What Can March Madness Teach Us About Wealth Planning?

What Can March Madness Teach Us About Wealth Planning?

March 11, 2021

What can March Madness teach us about Wealth Planning?

It’s been a tough year for sports fans with most arena’s closing down their stadiums and only allowing few, if any, spectators to watch in person. After a year of watching basketball from our living rooms, instead of going to the games, one nice sense of normalcy is quickly approaching – March Madness. As everyone’s preparing their brackets and hoping to come out on top, we can’t help but notice how much March Madness and wealth planning have in common:

Short term gains are nice, but the long term is where it counts

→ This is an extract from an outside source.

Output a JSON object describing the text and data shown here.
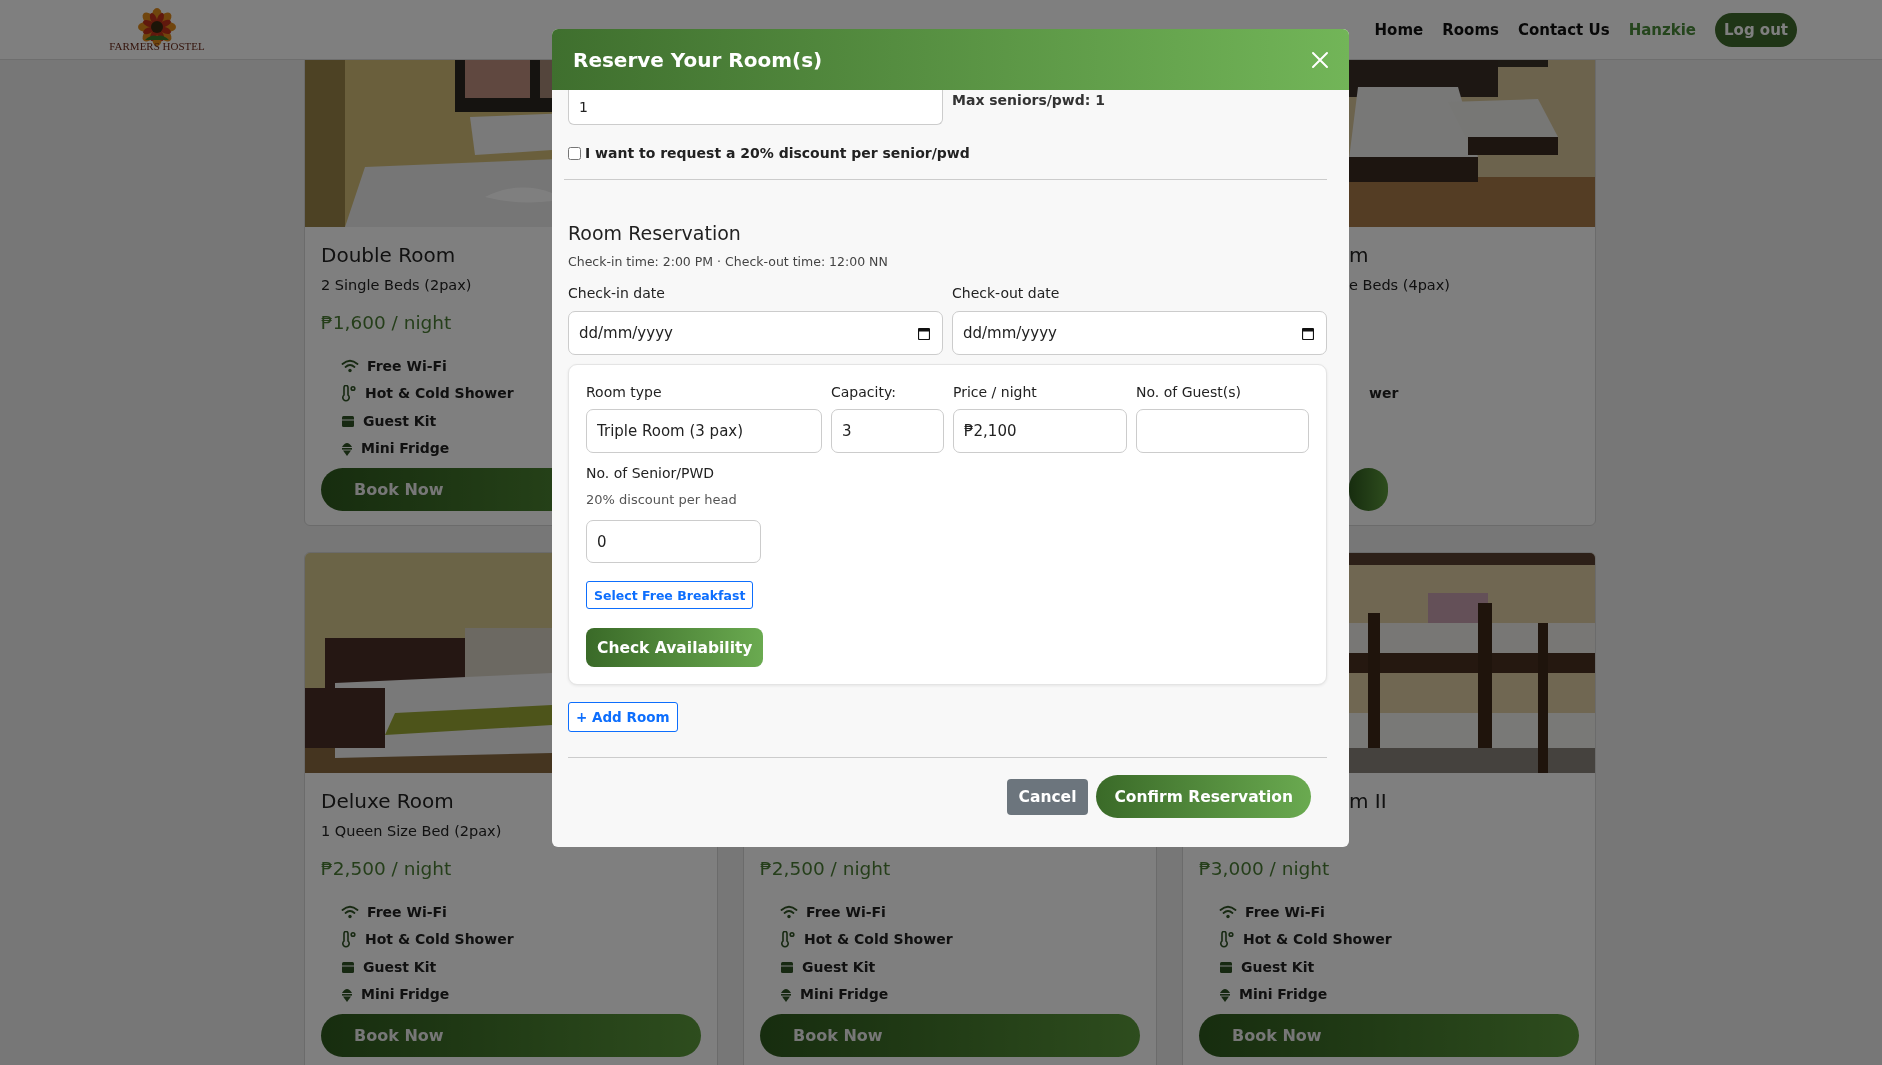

We all know that feeling when we correctly predict the first few games and think we’re unstoppable. This is the year our bracket is finally going to lead us to the win! Then suddenly we find ourselves losing game after game until we’re no longer in play. Those first few wins don’t feel as significant anymore because we didn’t make it to the championship.

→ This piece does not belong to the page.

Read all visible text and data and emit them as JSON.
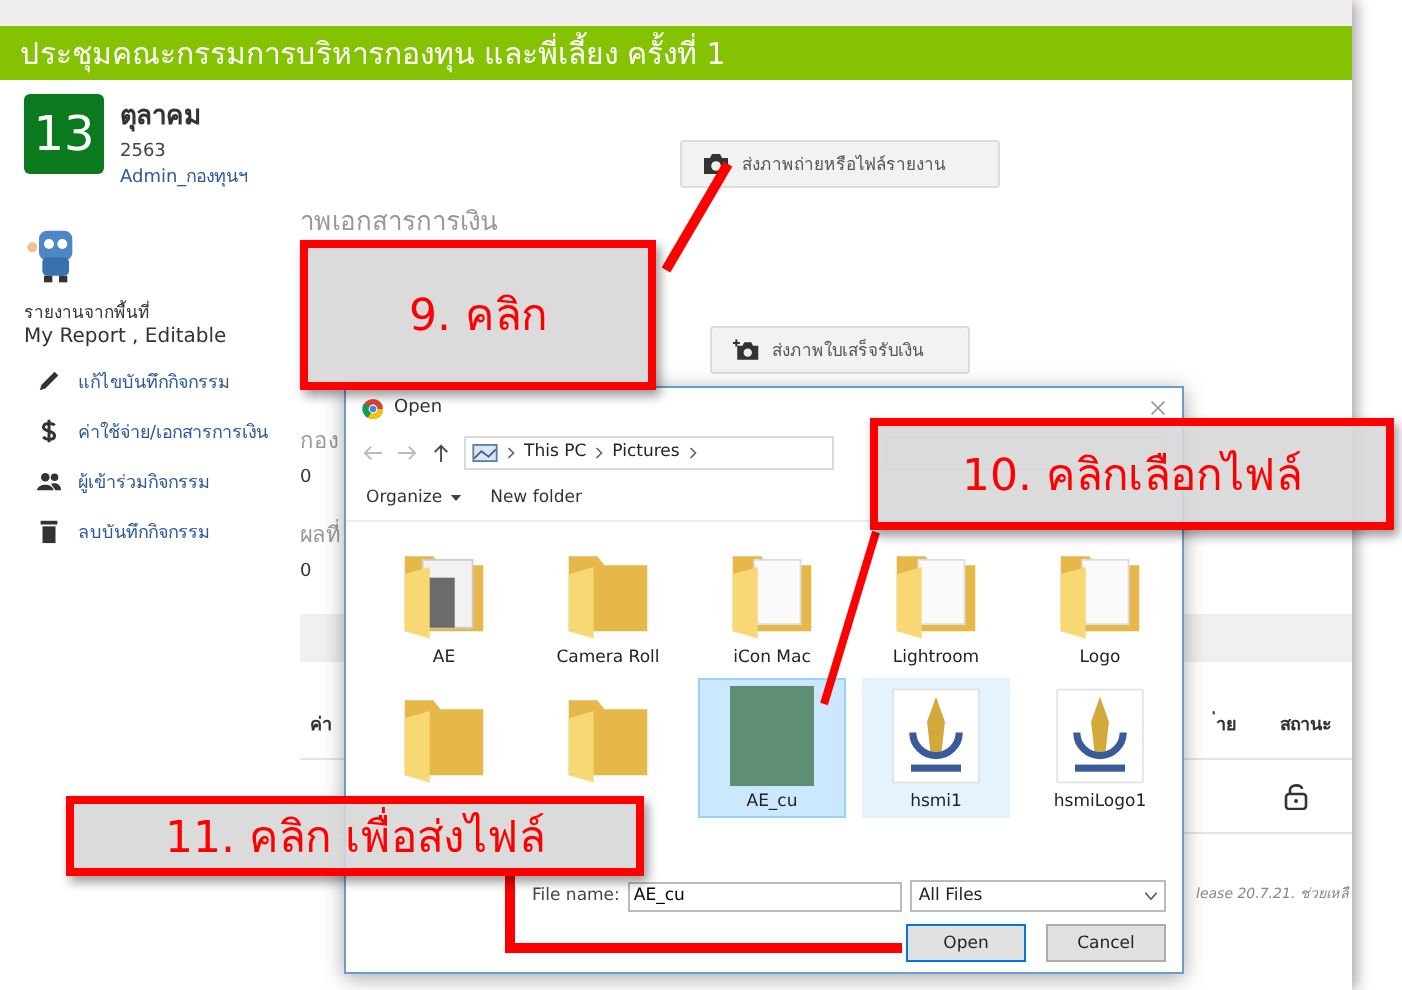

When you’re focused on your investments, seeing your portfolio rise in the short term definitely feels great, but it’s more important to position yourself for long term financial independence. Stock picking can feel exhilarating however more often than not, it will lead to significant volatility and bad outcomes. Instead, positioning your financials to see incremental growth over a period of time is much more effective in accumulating wealth.

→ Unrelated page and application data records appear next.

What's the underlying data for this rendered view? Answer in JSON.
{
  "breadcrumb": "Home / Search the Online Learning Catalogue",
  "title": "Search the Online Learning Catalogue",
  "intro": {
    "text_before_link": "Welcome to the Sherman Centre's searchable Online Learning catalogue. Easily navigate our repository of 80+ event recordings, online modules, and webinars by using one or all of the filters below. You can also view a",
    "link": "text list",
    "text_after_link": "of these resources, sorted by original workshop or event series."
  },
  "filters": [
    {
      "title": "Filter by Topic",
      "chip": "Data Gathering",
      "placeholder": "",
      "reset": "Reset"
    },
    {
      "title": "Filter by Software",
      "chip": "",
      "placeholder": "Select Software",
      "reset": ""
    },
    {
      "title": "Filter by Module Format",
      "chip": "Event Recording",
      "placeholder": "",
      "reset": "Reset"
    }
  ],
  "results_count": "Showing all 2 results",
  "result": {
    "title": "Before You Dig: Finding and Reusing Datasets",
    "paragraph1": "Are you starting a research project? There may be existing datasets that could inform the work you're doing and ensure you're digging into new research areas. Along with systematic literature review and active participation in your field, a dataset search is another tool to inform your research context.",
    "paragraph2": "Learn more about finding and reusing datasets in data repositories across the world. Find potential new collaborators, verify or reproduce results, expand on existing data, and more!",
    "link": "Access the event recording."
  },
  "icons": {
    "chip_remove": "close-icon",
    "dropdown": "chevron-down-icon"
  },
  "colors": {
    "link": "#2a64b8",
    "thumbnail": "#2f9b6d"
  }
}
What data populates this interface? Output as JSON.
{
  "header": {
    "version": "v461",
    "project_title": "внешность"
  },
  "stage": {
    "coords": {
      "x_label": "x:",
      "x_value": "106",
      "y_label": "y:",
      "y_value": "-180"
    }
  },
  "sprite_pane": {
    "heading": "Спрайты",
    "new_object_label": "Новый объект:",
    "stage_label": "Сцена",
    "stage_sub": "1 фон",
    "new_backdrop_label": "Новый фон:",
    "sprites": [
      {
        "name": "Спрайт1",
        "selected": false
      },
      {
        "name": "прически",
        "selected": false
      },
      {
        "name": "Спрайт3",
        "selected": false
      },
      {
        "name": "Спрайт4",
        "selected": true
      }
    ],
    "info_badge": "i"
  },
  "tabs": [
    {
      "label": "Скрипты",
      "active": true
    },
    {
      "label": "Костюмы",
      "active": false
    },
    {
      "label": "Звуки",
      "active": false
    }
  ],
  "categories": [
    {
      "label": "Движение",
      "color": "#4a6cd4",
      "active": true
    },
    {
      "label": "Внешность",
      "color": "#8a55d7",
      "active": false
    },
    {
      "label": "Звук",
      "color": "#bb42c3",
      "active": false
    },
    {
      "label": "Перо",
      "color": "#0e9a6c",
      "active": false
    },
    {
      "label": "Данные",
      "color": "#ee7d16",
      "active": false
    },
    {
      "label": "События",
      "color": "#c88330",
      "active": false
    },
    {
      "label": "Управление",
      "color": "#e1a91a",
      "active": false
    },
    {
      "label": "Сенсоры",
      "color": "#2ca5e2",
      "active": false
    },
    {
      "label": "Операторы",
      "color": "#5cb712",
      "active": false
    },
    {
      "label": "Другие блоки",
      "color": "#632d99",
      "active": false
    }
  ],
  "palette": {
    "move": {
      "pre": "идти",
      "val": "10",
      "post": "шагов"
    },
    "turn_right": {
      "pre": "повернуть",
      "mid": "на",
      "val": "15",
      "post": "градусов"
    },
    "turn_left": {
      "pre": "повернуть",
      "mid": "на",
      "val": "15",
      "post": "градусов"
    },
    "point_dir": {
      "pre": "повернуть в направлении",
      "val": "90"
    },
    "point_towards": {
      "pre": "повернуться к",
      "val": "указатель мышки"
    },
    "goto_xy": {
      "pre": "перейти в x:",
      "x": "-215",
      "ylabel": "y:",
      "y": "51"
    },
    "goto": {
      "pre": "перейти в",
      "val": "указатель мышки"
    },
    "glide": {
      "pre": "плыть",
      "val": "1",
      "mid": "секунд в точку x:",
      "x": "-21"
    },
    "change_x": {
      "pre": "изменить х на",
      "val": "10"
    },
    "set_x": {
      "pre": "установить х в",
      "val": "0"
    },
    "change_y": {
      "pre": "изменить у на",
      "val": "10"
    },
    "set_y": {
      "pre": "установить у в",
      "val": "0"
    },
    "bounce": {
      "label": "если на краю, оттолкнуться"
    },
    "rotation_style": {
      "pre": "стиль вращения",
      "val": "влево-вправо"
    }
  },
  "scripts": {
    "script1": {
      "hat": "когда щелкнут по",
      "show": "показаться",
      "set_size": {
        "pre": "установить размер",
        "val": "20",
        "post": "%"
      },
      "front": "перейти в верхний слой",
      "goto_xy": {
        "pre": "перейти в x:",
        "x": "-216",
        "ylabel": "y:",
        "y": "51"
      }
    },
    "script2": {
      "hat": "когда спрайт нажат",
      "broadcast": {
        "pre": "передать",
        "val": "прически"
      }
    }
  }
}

If it sounds too good to be true, it probably is

Although once in a while we see an underdog move along in their bracket, most people aren’t choosing them as the winner, or even placing them in the final four. That’s because the teams that are consistently doing well all season have the highest probability to triumph.

Similarly, in wealth planning, we know that there is no get-rich-quick scheme with investing. We’re not picking the next big stock we think is going to make it, or a new investment type subject to a lot of risk. Sure, once in a while investors get lucky with a stock like Tesla, however most often advisors recommend sticking to the tried and true – diversified funds – when building your portfolio.

Beware of emotional decision making

We remember standing out in the frigid air for hours on end just to get a good seat at the game as a college student. We cherish those memories, cheering on our alma mater and watching them upset the game just in time to win.  It’s natural to want your team to win and to be inclined to reflect that in your bracket, but if you actually want a chance at winning March Madness, it’s important that emotion isn’t swaying your decision making when putting together your final picks.

The same holds true in wealth planning. When things are going great, it’s easy to feel confident in your financial plan. You might think that at the next market downturn, you’ll even buy more equities on sale! But when things get bumpy, it’s much harder to do so, and you might find yourself wondering if you should sell instead. In those rocky times, it’s important to avoid any rash decision making and instead think logically about your financial plan.

Quality coaching is critical

If you watch college basketball, you’ve heard of Mike Krzyzewski. He’s Duke’s coach and has the most NCAA Division I championships out there. A great coach knows the skills necessary to lead their team to the top. They know how to inspire and motivate athletes when times get though, and they know how to respond if things aren’t going to plan.

Think of your wealth advisor as your coach for all of the financial events in your life. They should know how to help you plan your objectives, structure your portfolio, and be there for any financial events that come up along the way. They should also be able to guide you through the tough times, and respond appropriately to help you pursue your goals.

March Madness and wealth planning have a lot in common after all. As you’re watching the games and cheering on your teams over the next few weeks, I encourage you to reflect on your finances as well. Ask yourself if you’re focused on the long term, making rational decisions and if you have a trusted financial coach who’s ready to guide you through the unexpected. If the answer is no, let’s have a conversation to get you on the right track.


The opinions voiced in this material are for general information only and are not intended to provide specific advice or recommendations for any individual. All performance referenced is historical and is no guarantee of future results. All indices are unmanaged and may not be invested into directly.